“We’ve never lost faith or confidence in the horse. He’ s such a genuine horse, he doesn’t know any other way but to try, that’s why he comes up the hill so well.”
Kelvin Hughes adds: “Of course, we’ll be thrilled if he’s placed. We love it when our friends win and always celebrate together. But you can’t be in this game and not be competitive.
“We invest a lot of time, money and commitment into the horses, and of course it’s not just for you; we’ll have everyone with us at Cheltenham, from the stable staff to the farrier, trainer and friends.
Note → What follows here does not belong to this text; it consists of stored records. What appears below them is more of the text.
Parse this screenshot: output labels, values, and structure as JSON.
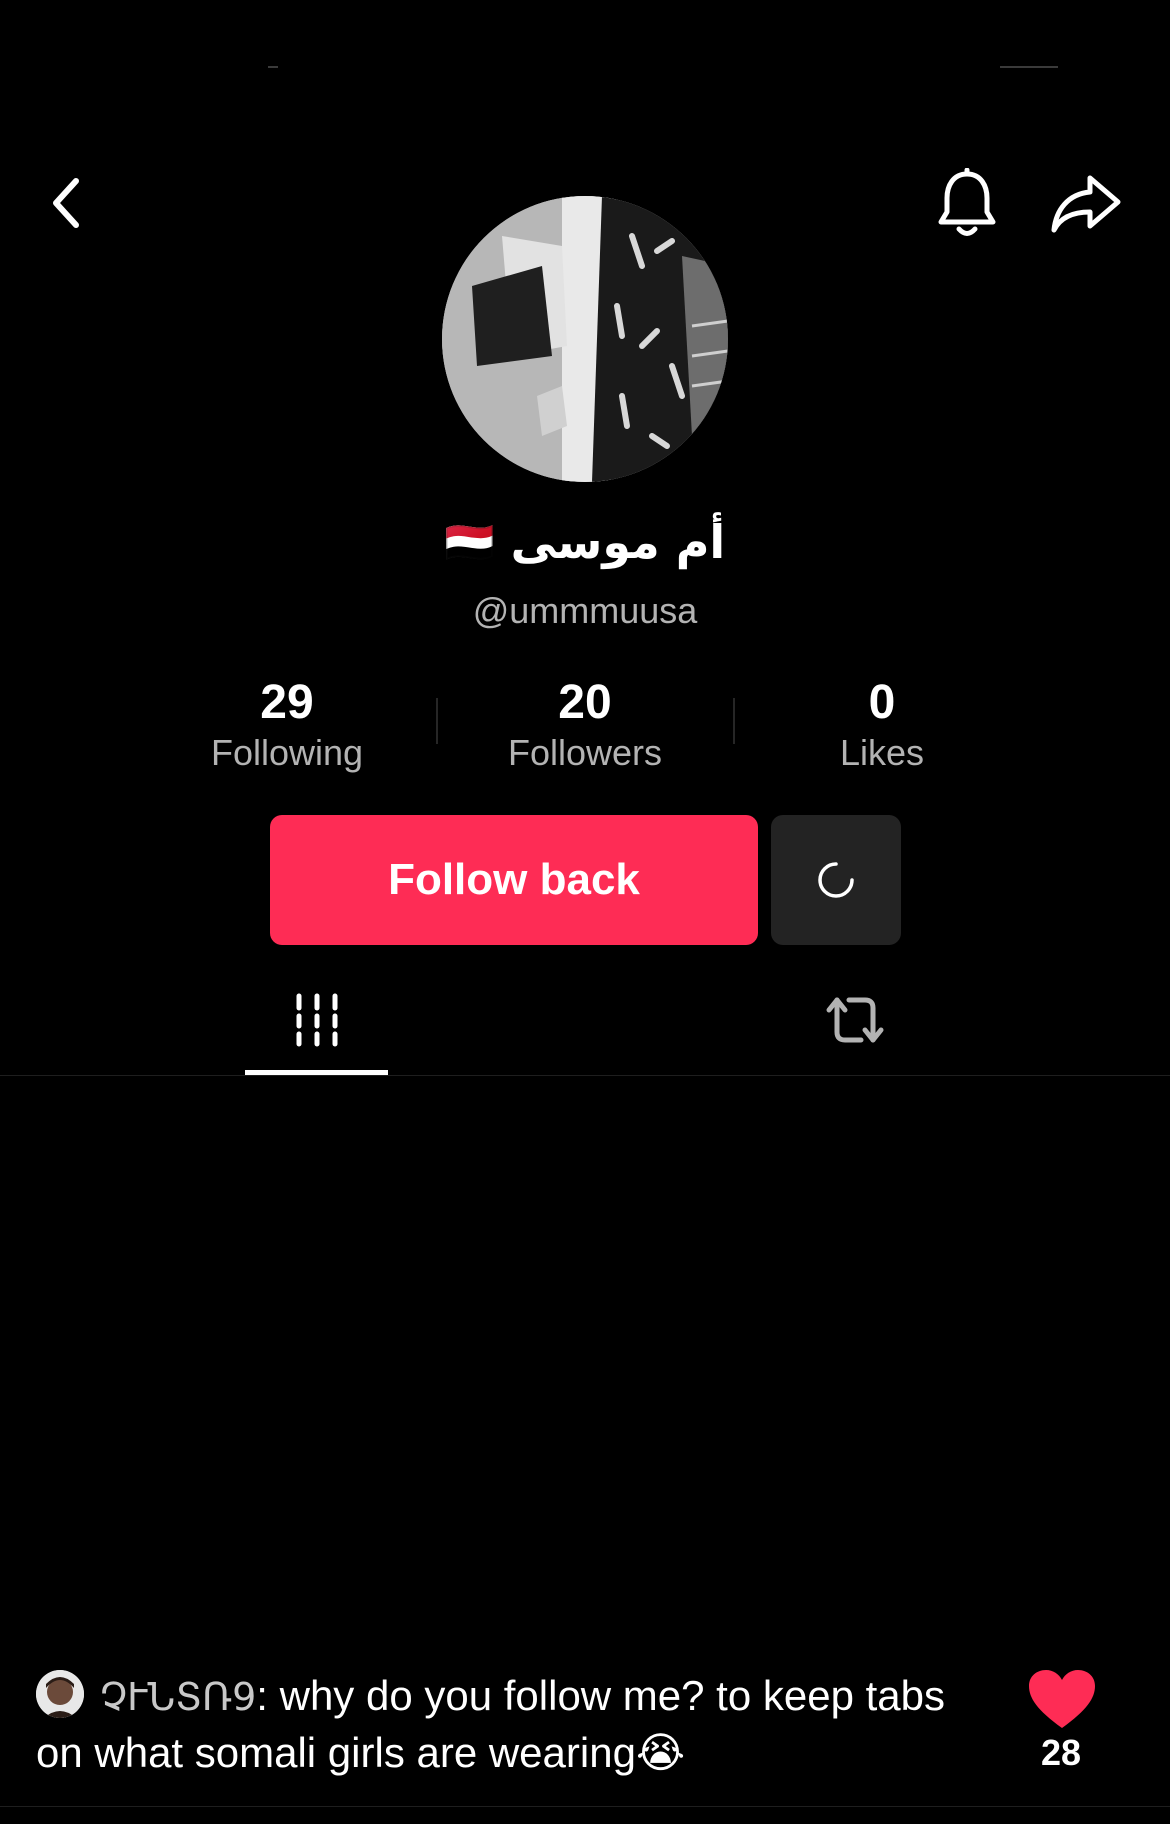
{
  "profile": {
    "display_name": "أم موسى",
    "flag": "🇾🇪",
    "username": "@ummmuusa"
  },
  "stats": [
    {
      "value": "29",
      "label": "Following"
    },
    {
      "value": "20",
      "label": "Followers"
    },
    {
      "value": "0",
      "label": "Likes"
    }
  ],
  "actions": {
    "follow_label": "Follow back"
  },
  "comment": {
    "author": "ʕჩ ͨ ɳ̧ Տ ɳ ɐ9",
    "author_display": "ՉՒՆՏՌ9",
    "text": ": why do you follow me? to keep tabs on what somali girls are wearing",
    "emoji": "😭",
    "like_count": "28"
  },
  "colors": {
    "accent": "#fe2c55",
    "background": "#000000",
    "secondary_text": "#b3b3b3"
  }
}
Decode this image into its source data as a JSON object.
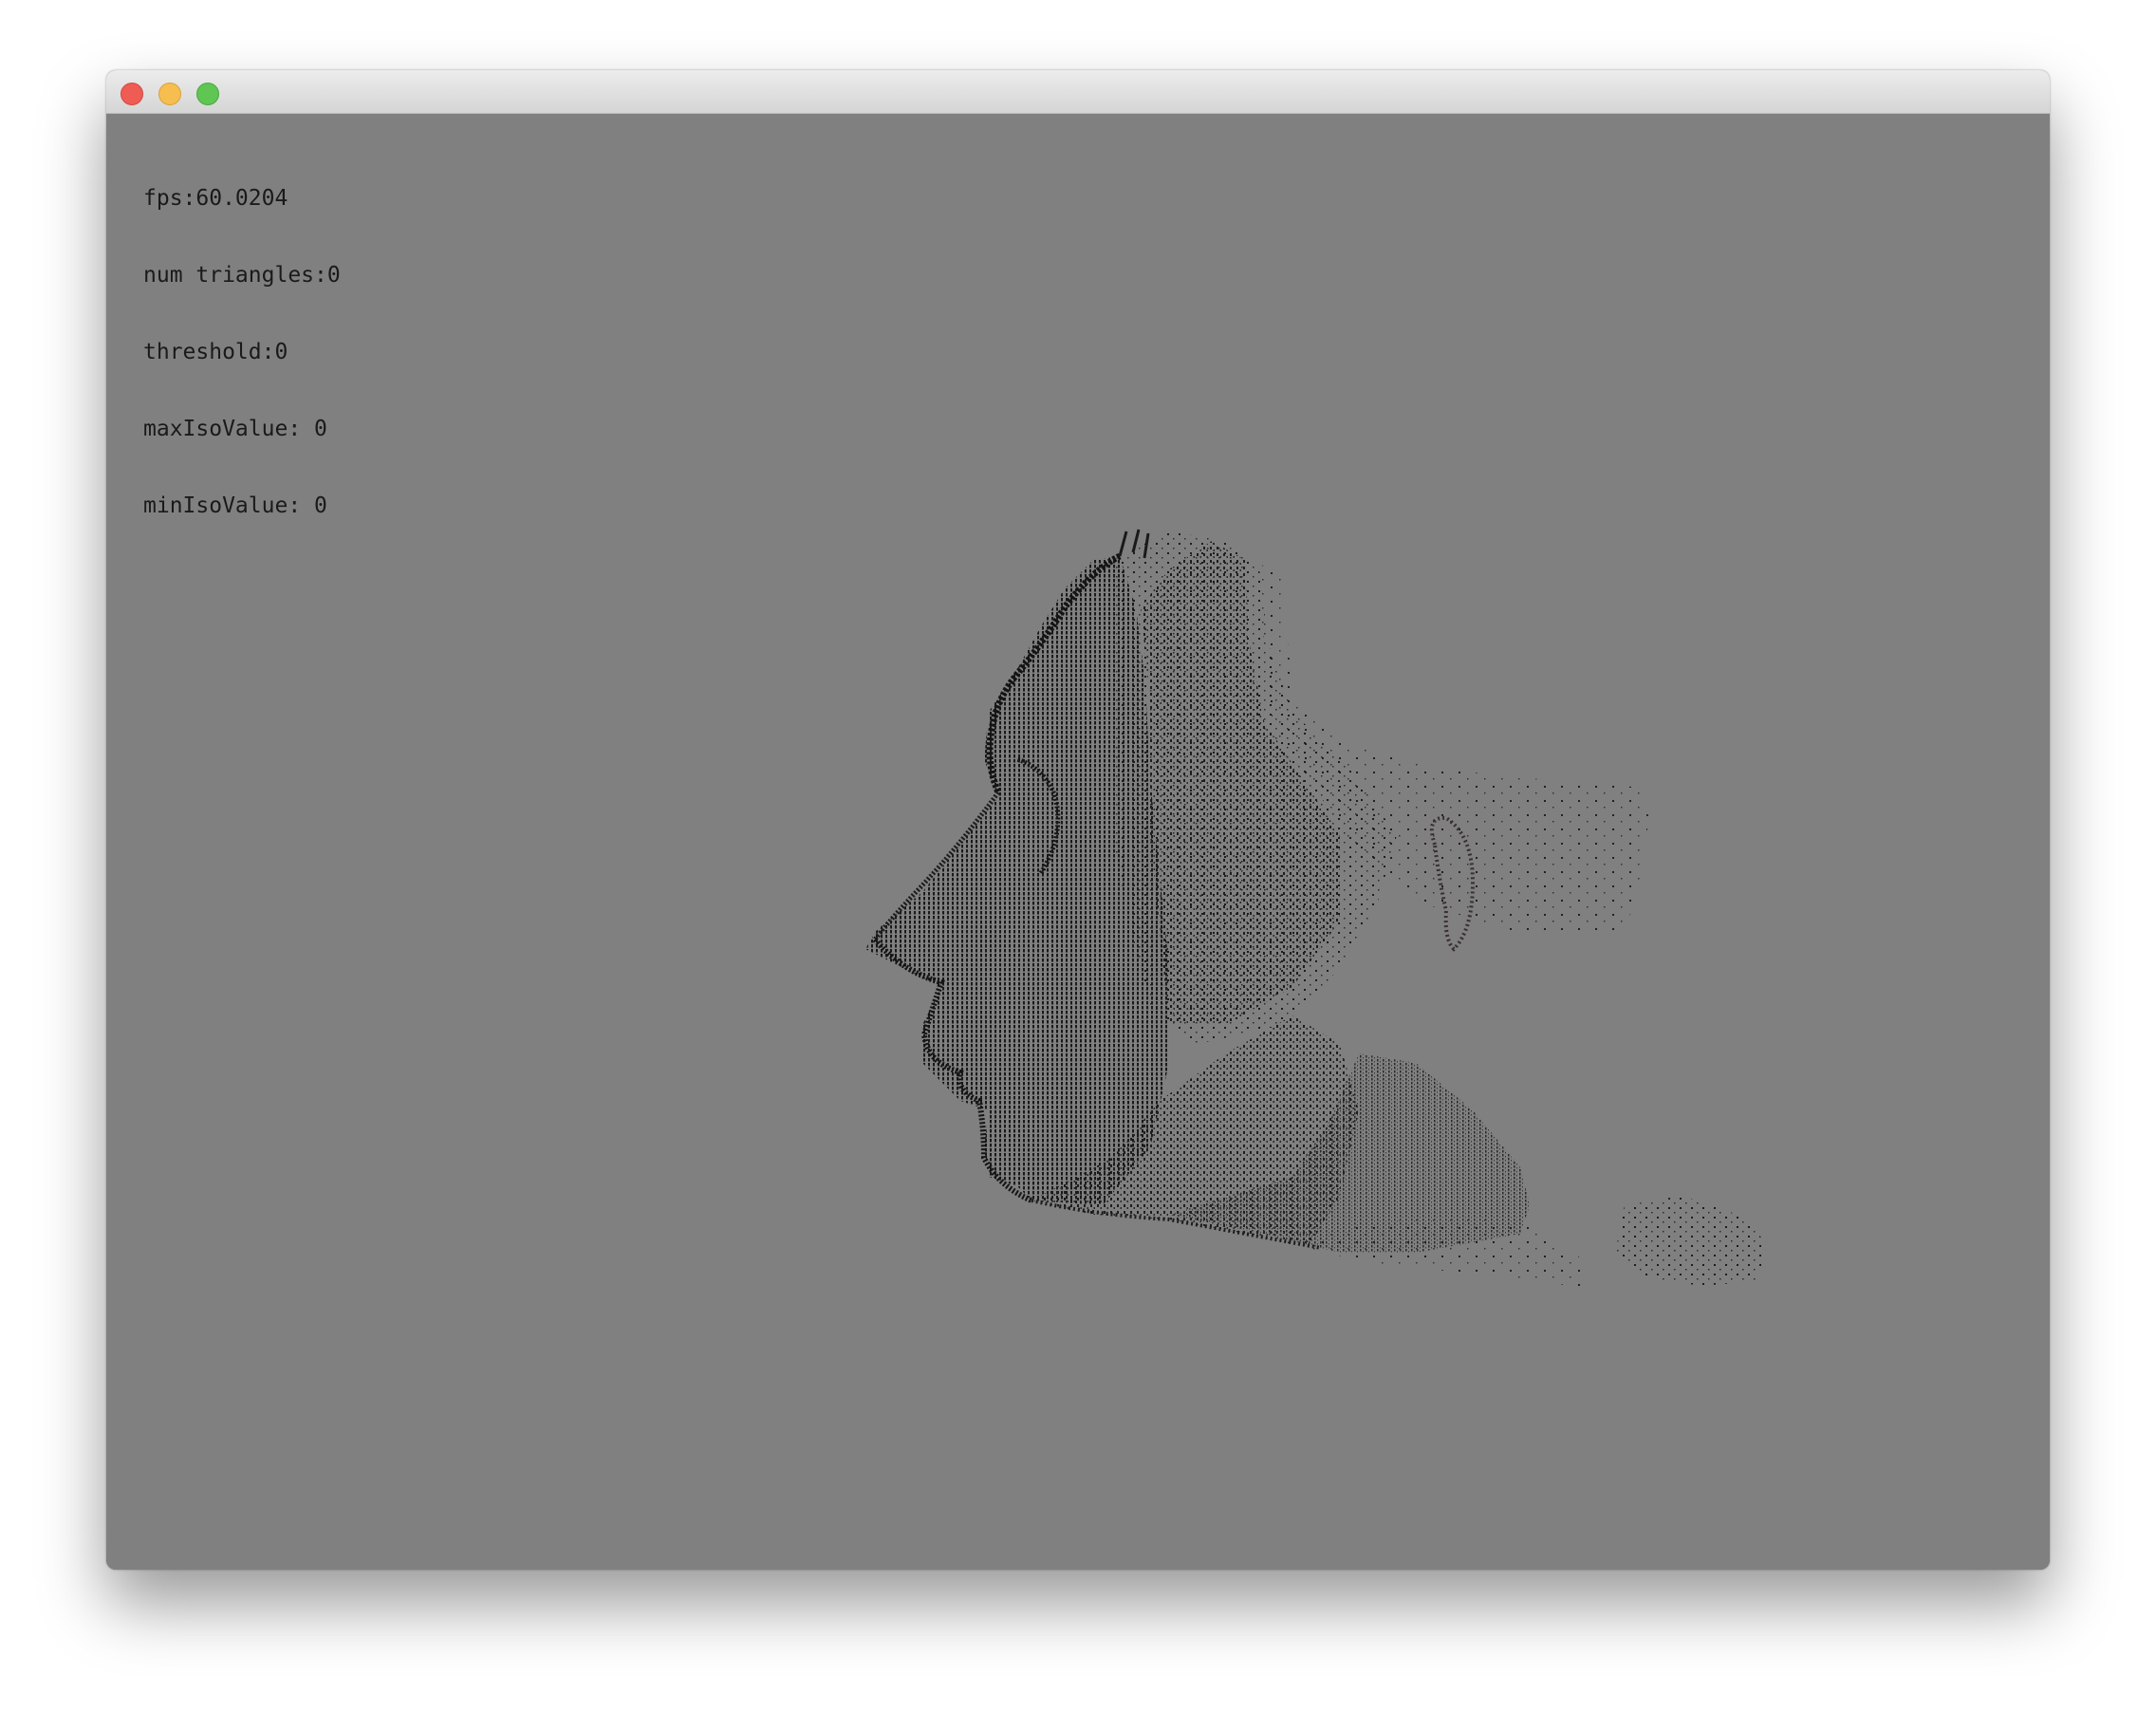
{
  "window": {
    "title": "",
    "background_color": "#808080",
    "traffic_lights": [
      "close",
      "minimize",
      "maximize"
    ]
  },
  "hud": {
    "fps": "fps:60.0204",
    "num_triangles": "num triangles:0",
    "threshold": "threshold:0",
    "max_iso": "maxIsoValue: 0",
    "min_iso": "minIsoValue: 0"
  },
  "scene": {
    "content": "point-cloud-head-profile",
    "point_color": "#1c1c1c"
  }
}
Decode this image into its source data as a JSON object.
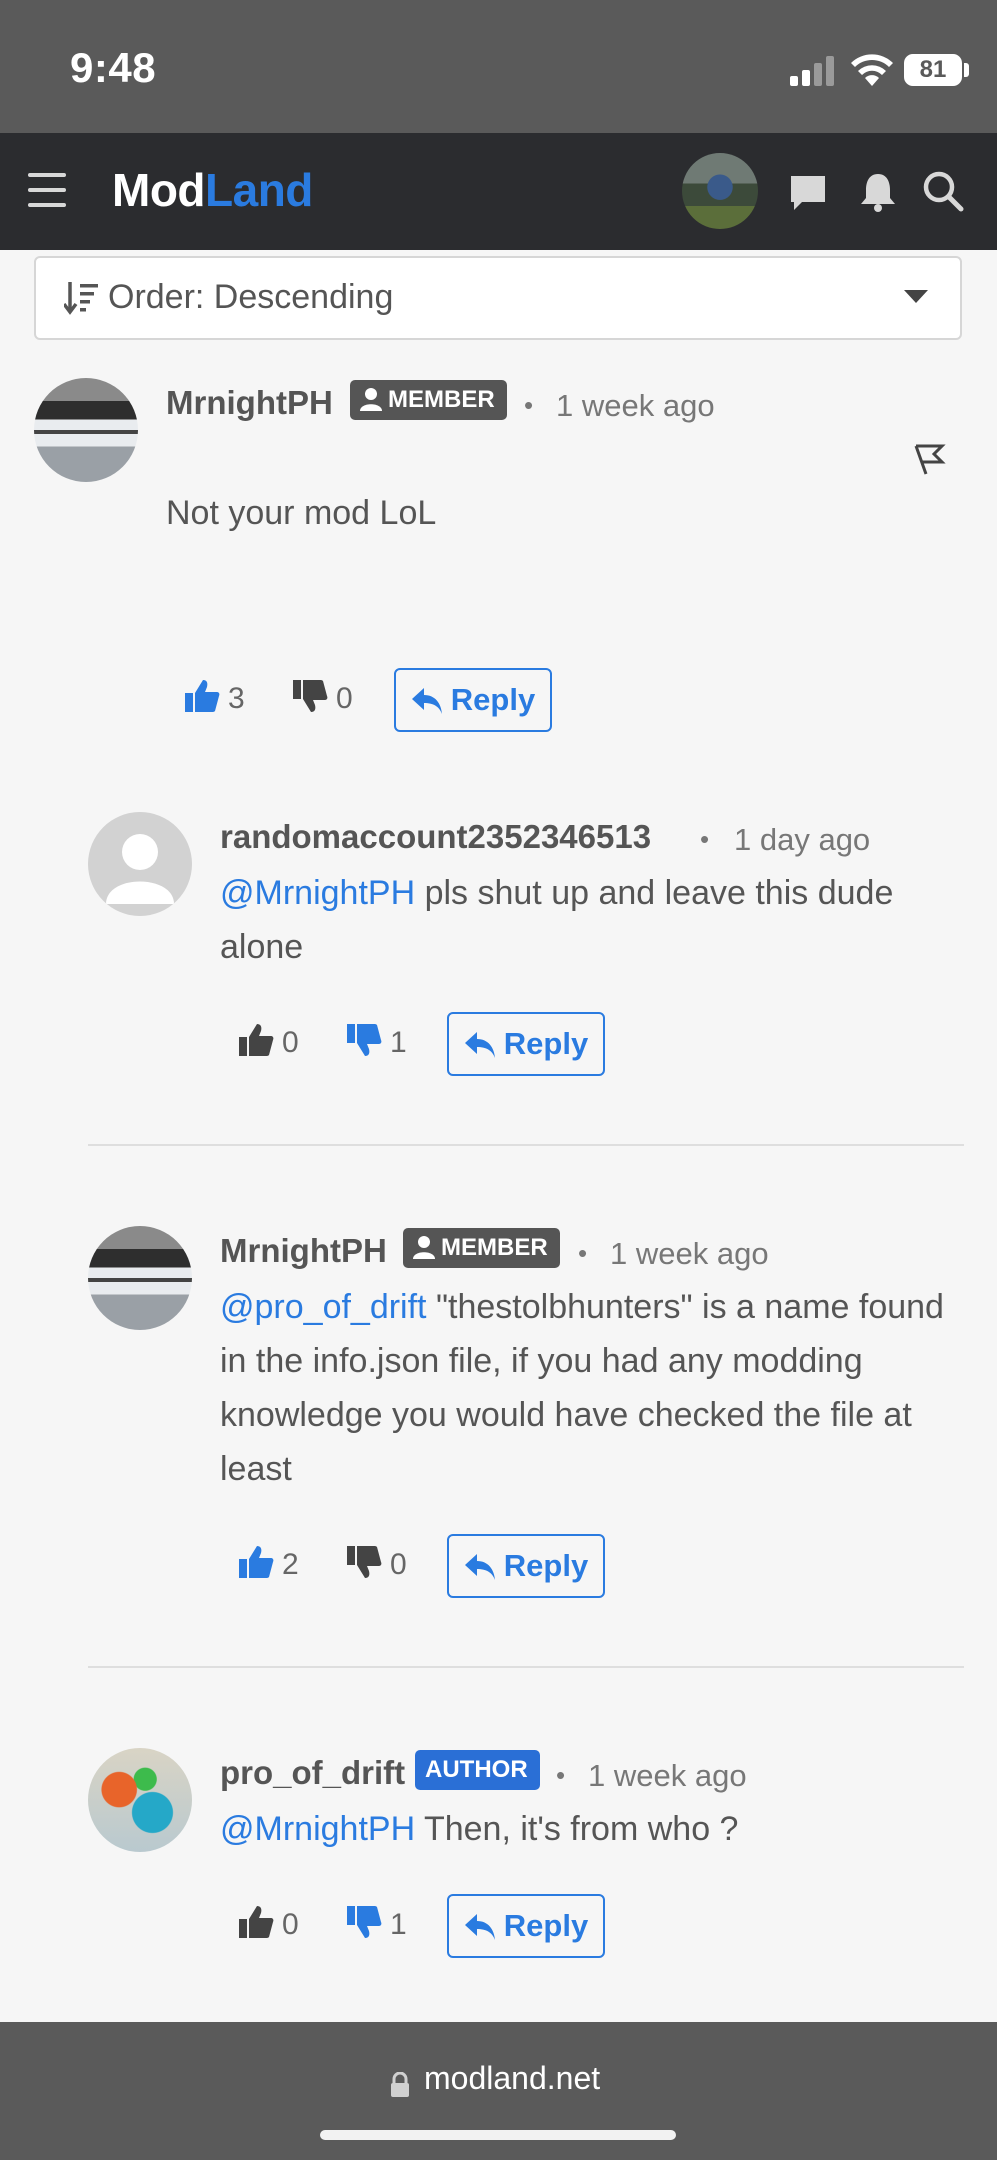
{
  "status_bar": {
    "time": "9:48",
    "battery": "81"
  },
  "header": {
    "logo_part1": "Mod",
    "logo_part2": "Land"
  },
  "sort": {
    "label": "Order: Descending"
  },
  "comments": [
    {
      "username": "MrnightPH",
      "badge": "MEMBER",
      "time": "1 week ago",
      "body": "Not your mod LoL",
      "likes": "3",
      "dislikes": "0",
      "reply_label": "Reply"
    },
    {
      "username": "randomaccount2352346513",
      "time": "1 day ago",
      "mention": "@MrnightPH",
      "body": " pls shut up and leave this dude alone",
      "likes": "0",
      "dislikes": "1",
      "reply_label": "Reply"
    },
    {
      "username": "MrnightPH",
      "badge": "MEMBER",
      "time": "1 week ago",
      "mention": "@pro_of_drift",
      "body": " \"thestolbhunters\" is a name found in the info.json file, if you had any modding knowledge you would have checked the file at least",
      "likes": "2",
      "dislikes": "0",
      "reply_label": "Reply"
    },
    {
      "username": "pro_of_drift",
      "badge": "AUTHOR",
      "time": "1 week ago",
      "mention": "@MrnightPH",
      "body": " Then, it's from who ?",
      "likes": "0",
      "dislikes": "1",
      "reply_label": "Reply"
    }
  ],
  "url_bar": {
    "url": "modland.net"
  },
  "colors": {
    "accent": "#2a7be0",
    "nav_bg": "#2b2c2f",
    "author_badge": "#2a6fd6",
    "member_badge": "#555555"
  },
  "icons": [
    "menu-icon",
    "chat-icon",
    "bell-icon",
    "search-icon",
    "sort-icon",
    "flag-icon",
    "thumbs-up-icon",
    "thumbs-down-icon",
    "reply-icon",
    "lock-icon"
  ]
}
They all want him to win, too.
“At the end of the day you have to be quite British about it but underneath you hurt when you don’t win – and if you don’t then you shouldn’t be in this game, should you?”
If there is one regret about the Santini story for Kelvin Hughes it is that his good friend, Anthony Speelman, will not be a co-owner with him on Gold Cup day.
On the recommendation of Kelvin Hughes, Speelman took a share in Santini before he ran as a novice. Yet after Nicky Henderson decided the gelding wasn’t ready to stand up to full-time training, and advised going down the point-to-point route instead, Speelman had his money returned.
“A year later everything had changed,” Kelvin Hughes says. “How do you value a horse like that when he starts winning?
“But I’m sure we’ll have another one together and I know that Anthony will be standing right next to me in our box at Cheltenham, cheering on Santini in the Gold Cup.”